Opening the door to my floor, the second floor, (the best floor), I see the gaping hole in our ceiling as well as rusted mousetraps set and still ready to pounce.
I see all the porridge oats and podcasts and (p)Nicolas Laloux that have been consumed over the course of the entire year. I see many lucky pots and philosophical Sunday chats, and Prince Harry and Meghan nestling in a pine nest of the Christmas tree. I see happy meals and I see depressing meals (and I’m mainly looking at Daylin). I see Morgan Clark (the best medic ever to be) helping me to time and to punctuate the rhythms of my 20 hour poetry exam. I see chess games with Harry Bett on it and I see my birthday decorations and a shit load of washing up to be done. I hear the diminuendo of a saxophone and favourite moments of films buzzing around brains.
I see Lenin, Marx, Mao, Castro, Stalin and Johann Sebastian Bach.

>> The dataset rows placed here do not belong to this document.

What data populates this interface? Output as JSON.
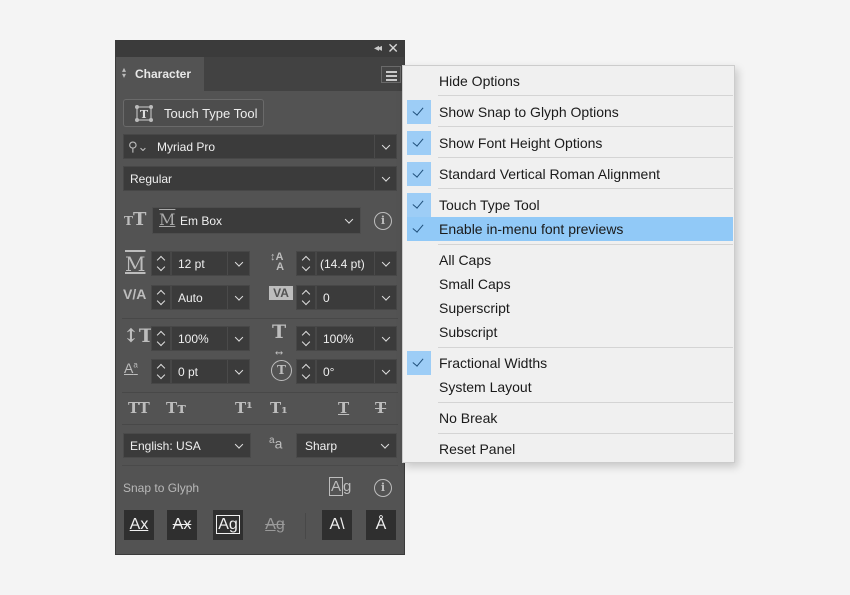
{
  "panel": {
    "tab_label": "Character",
    "touch_type_label": "Touch Type Tool",
    "font_family": "Myriad Pro",
    "font_style": "Regular",
    "em_box": "Em Box",
    "font_size": "12 pt",
    "leading": "(14.4 pt)",
    "kerning": "Auto",
    "tracking": "0",
    "vertical_scale": "100%",
    "horizontal_scale": "100%",
    "baseline_shift": "0 pt",
    "rotation": "0°",
    "language": "English: USA",
    "anti_aliasing": "Sharp",
    "snap_label": "Snap to Glyph",
    "type_buttons": [
      "TT",
      "Tт",
      "T¹",
      "T₁",
      "T",
      "T"
    ],
    "snap_buttons": [
      "Ax",
      "Ax",
      "Ag",
      "Ag",
      "A\\",
      "Å"
    ]
  },
  "menu": {
    "items": [
      {
        "label": "Hide Options",
        "checked": false
      },
      {
        "label": "Show Snap to Glyph Options",
        "checked": true
      },
      {
        "label": "Show Font Height Options",
        "checked": true
      },
      {
        "label": "Standard Vertical Roman Alignment",
        "checked": true
      },
      {
        "label": "Touch Type Tool",
        "checked": true
      },
      {
        "label": "Enable in-menu font previews",
        "checked": true,
        "highlighted": true
      },
      {
        "label": "All Caps",
        "checked": false
      },
      {
        "label": "Small Caps",
        "checked": false
      },
      {
        "label": "Superscript",
        "checked": false
      },
      {
        "label": "Subscript",
        "checked": false
      },
      {
        "label": "Fractional Widths",
        "checked": true
      },
      {
        "label": "System Layout",
        "checked": false
      },
      {
        "label": "No Break",
        "checked": false
      },
      {
        "label": "Reset Panel",
        "checked": false
      }
    ]
  },
  "colors": {
    "panel_bg": "#535353",
    "menu_bg": "#f0f0f0",
    "highlight": "#91c9f7",
    "check_bg": "#9dcdf6"
  }
}
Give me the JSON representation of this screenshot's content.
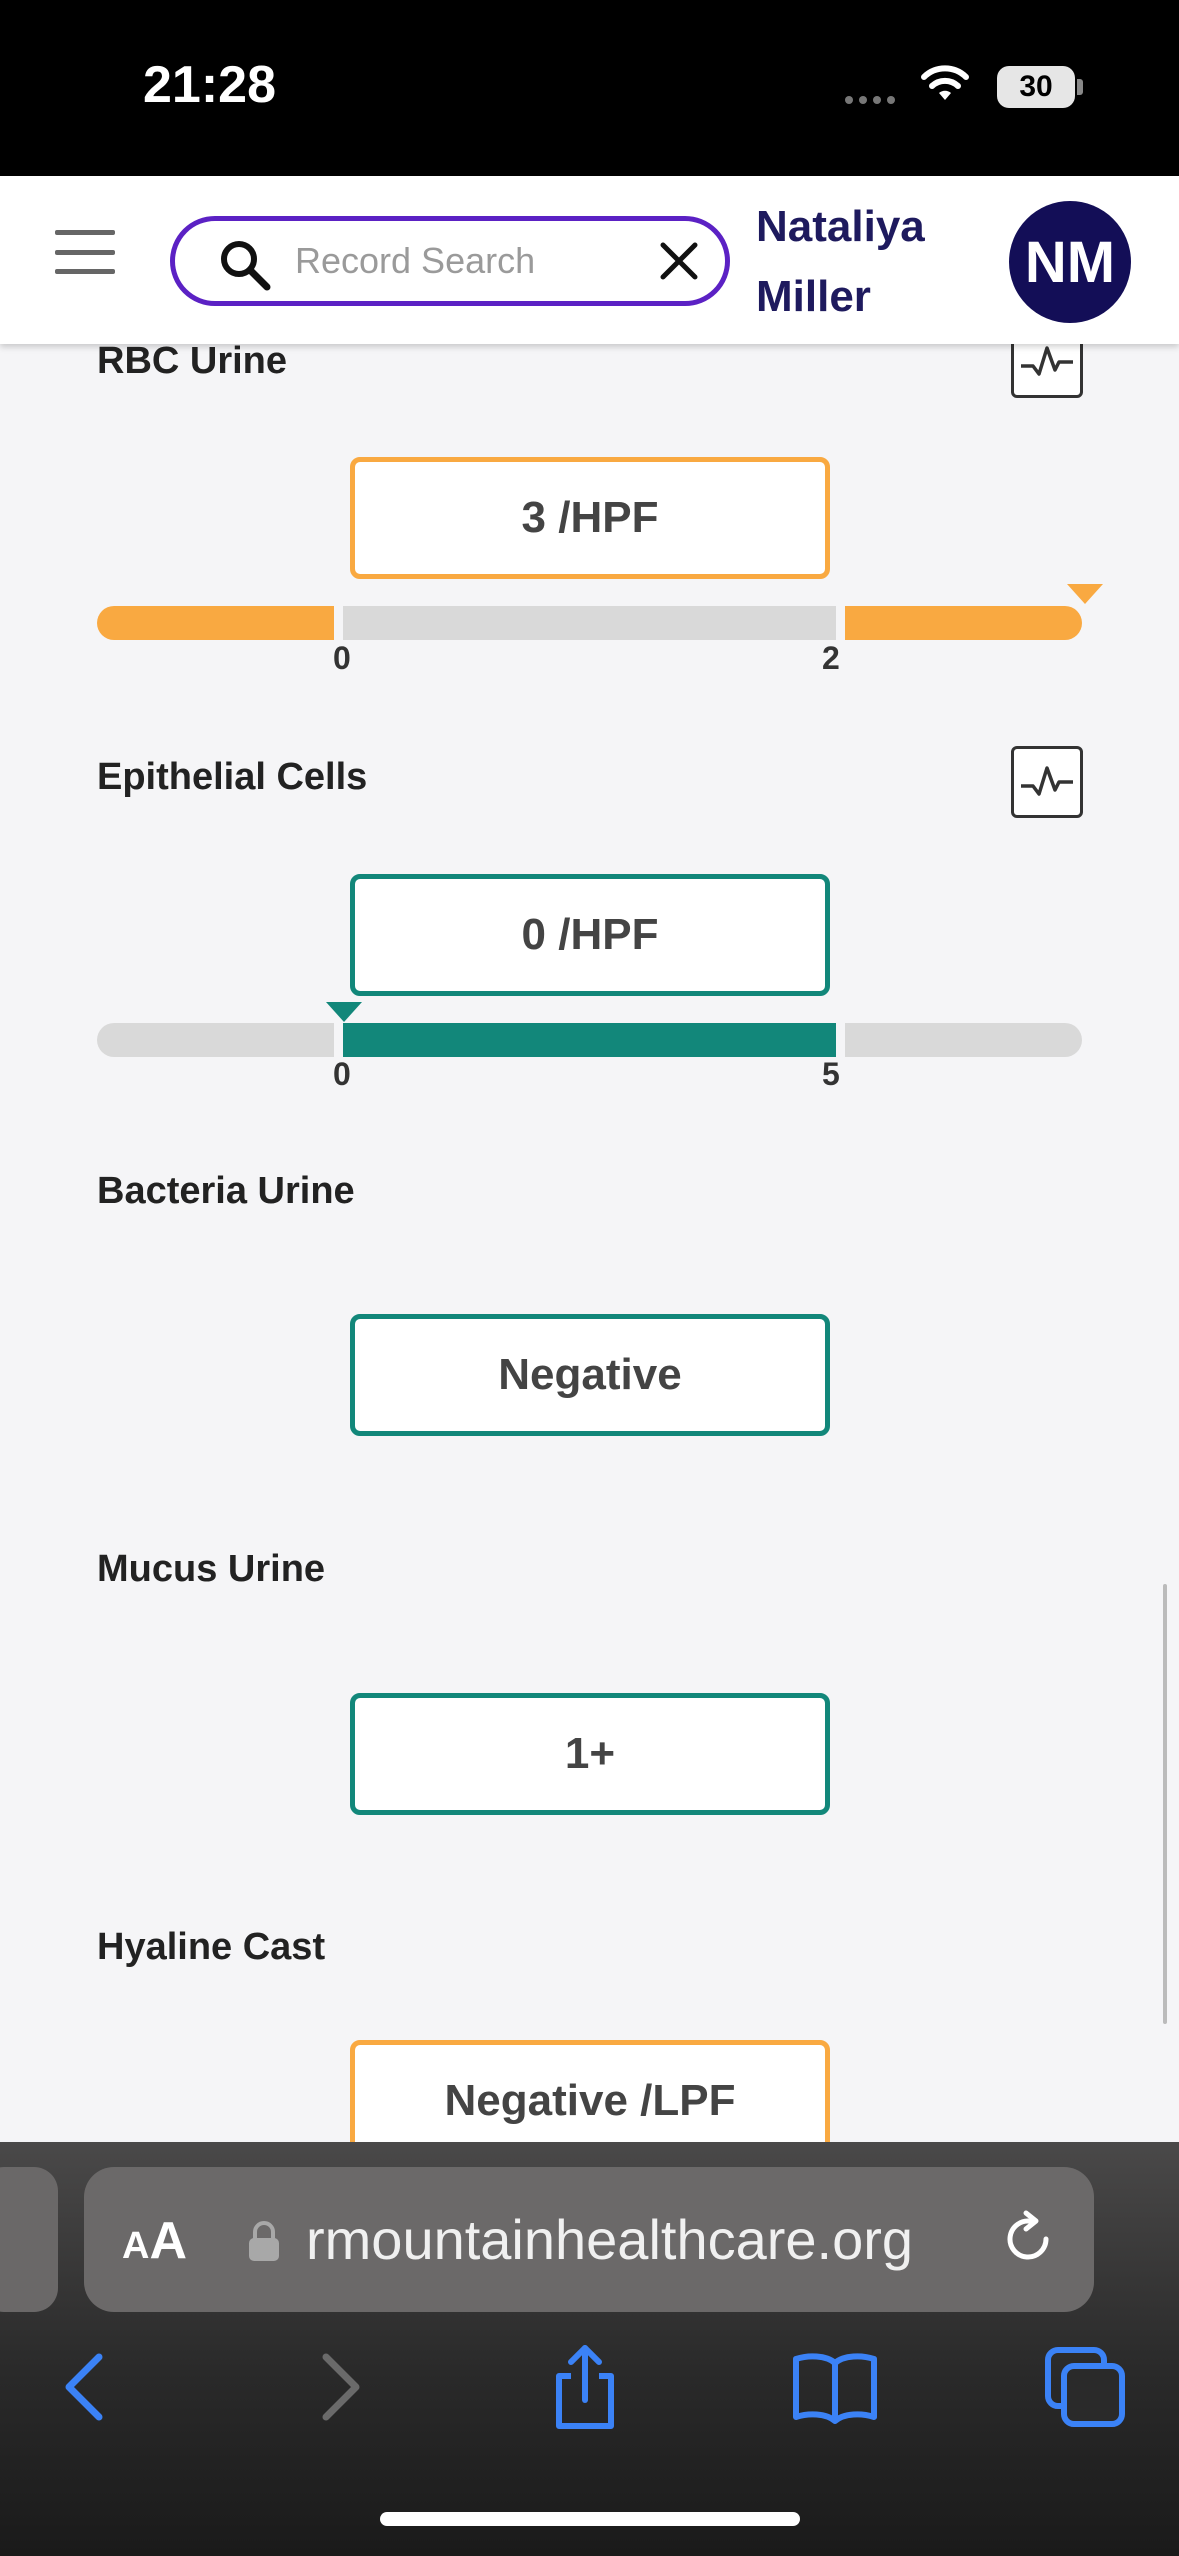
{
  "status_bar": {
    "time": "21:28",
    "battery": "30"
  },
  "header": {
    "search": {
      "placeholder": "Record Search",
      "value": ""
    },
    "user": {
      "first_name": "Nataliya",
      "last_name": "Miller",
      "initials": "NM"
    }
  },
  "results": [
    {
      "name": "RBC Urine",
      "value": "3 /HPF",
      "status": "abnormal",
      "range": {
        "low": "0",
        "high": "2"
      }
    },
    {
      "name": "Epithelial Cells",
      "value": "0 /HPF",
      "status": "normal",
      "range": {
        "low": "0",
        "high": "5"
      }
    },
    {
      "name": "Bacteria Urine",
      "value": "Negative",
      "status": "normal"
    },
    {
      "name": "Mucus Urine",
      "value": "1+",
      "status": "normal"
    },
    {
      "name": "Hyaline Cast",
      "value": "Negative /LPF",
      "status": "abnormal"
    }
  ],
  "browser": {
    "text_size_label_small": "A",
    "text_size_label_big": "A",
    "url": "rmountainhealthcare.org"
  },
  "colors": {
    "brand_purple": "#5b21c4",
    "navy": "#130e57",
    "abnormal_orange": "#f9a941",
    "normal_teal": "#12877a",
    "range_gray": "#d9d9d9"
  }
}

I walk into my room, number 23 (shit I’ve just turned 21), and watch movies, popcorn, pages and people. I hear an incomprehensible tenor voice coming from the shower room. I see myself frantically finishing an essay at my desk before packing in a panic (for my spring break getaway where I would ski for the first time, and stay in an auberge ran by a man called Maurice and an old pup called Lily who made us feel so at home. I feel Laura’s sprained ankle). I hear too much singing and sometimes too many thoughts (or a lack thereof), but I also hear many peaceful nights, hungover sleepovers, and a whole lot of excitement for the days to come.
I go back to the kitchen, nodding to a dead cockroach along the way, and turn the second-floor tables upside down. I read the story we left behind. I wonder if anyone will ever find it again.
I let Leonard lullaby as I grab the sharpie Anna left for me on the counter, pocketing thirty Icelandic krona while drinking a korona, and start to write the names of the 3653 veterans of 2017-18 on the underbelly of the other table. To let these ghosts live on.